During my talk I spoke mainly of the role our association plays in the development of cycling in DC and the need for grass roots organizations to push the agenda. I spoke also of how our organization tries to advocate for pro bike policies and how we raise money to fund our efforts. It was interesting to learn that there is not much of a "donation culture" in Finland because the government is expected to provide for its citizens. In the case of cycling, the government has provided the facilities, but not in a way the cycling community needs or wants. I felt that I was present at the beginning of something great that will lead to a cycling renaissance in Helsinki and its always great to see people how care so much about the places they live.
After the talk, Petri, Olli, Marek and I went out for dinner at a 100 year old restaurant in the west end of town. While I did not order the reindeer, I did taste some of Marek's and it was delicious. Sorry Rudolph! When we were done we walked back toward the hotel and I said goodbye to Petri who had to head home. I was really sad to see him leave. He had been such an amazing host and really made my time in Helsinki special. We had hit it off from the first moment we met and spent my entire time here talking about what we could do to make cycling better where we lived. He has a heart of gold and I wish him all the best in his endeavours.

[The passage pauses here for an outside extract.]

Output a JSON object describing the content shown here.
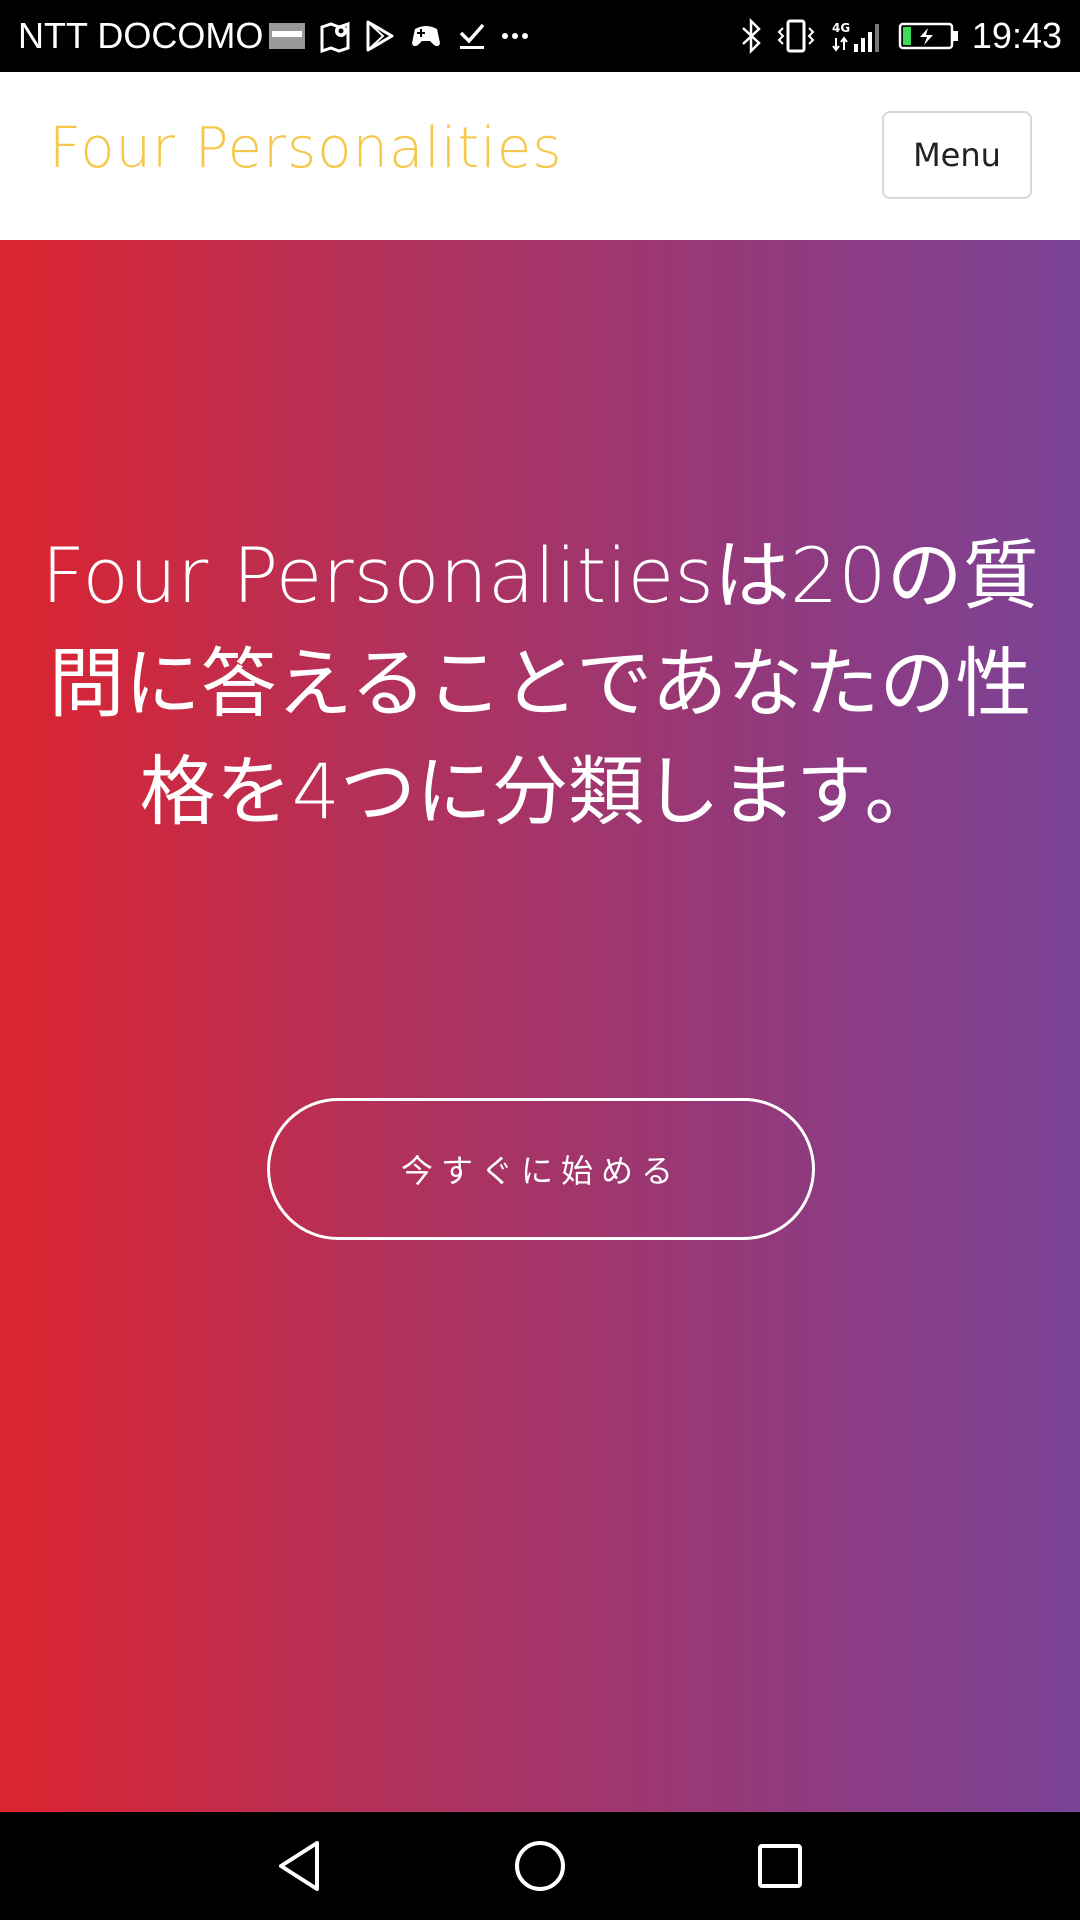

I stopped by the hotel for a minute to call home and then went out to a kareoke bar to meet Olli, Marek and other folks from the program. While I am not a fan of kareoke, it was a pretty lively place and it was good to get to say goodbye to the people I had met. I think the highlight of the evening was a raucous rendition of Nirvana's Smells Like Teen Spirit, delivered with penache by one of the DC people, who in the interest of protecting the innocent will remain nameless. You know who you are!
Overall, this has been one of the best experiences I have ever had. While I have had the good fortune of traveling to other cities, having such a fantasic support network really made me feel like I was a part of the place and not just a visitor. I really look foward to returning the favor when people come over to Washington, DC.
To all my hosts from the City, Pluto, HePo, the Cycle Club of Helsinki and everyone else: kiitos! You all have been fantasic and I will miss you.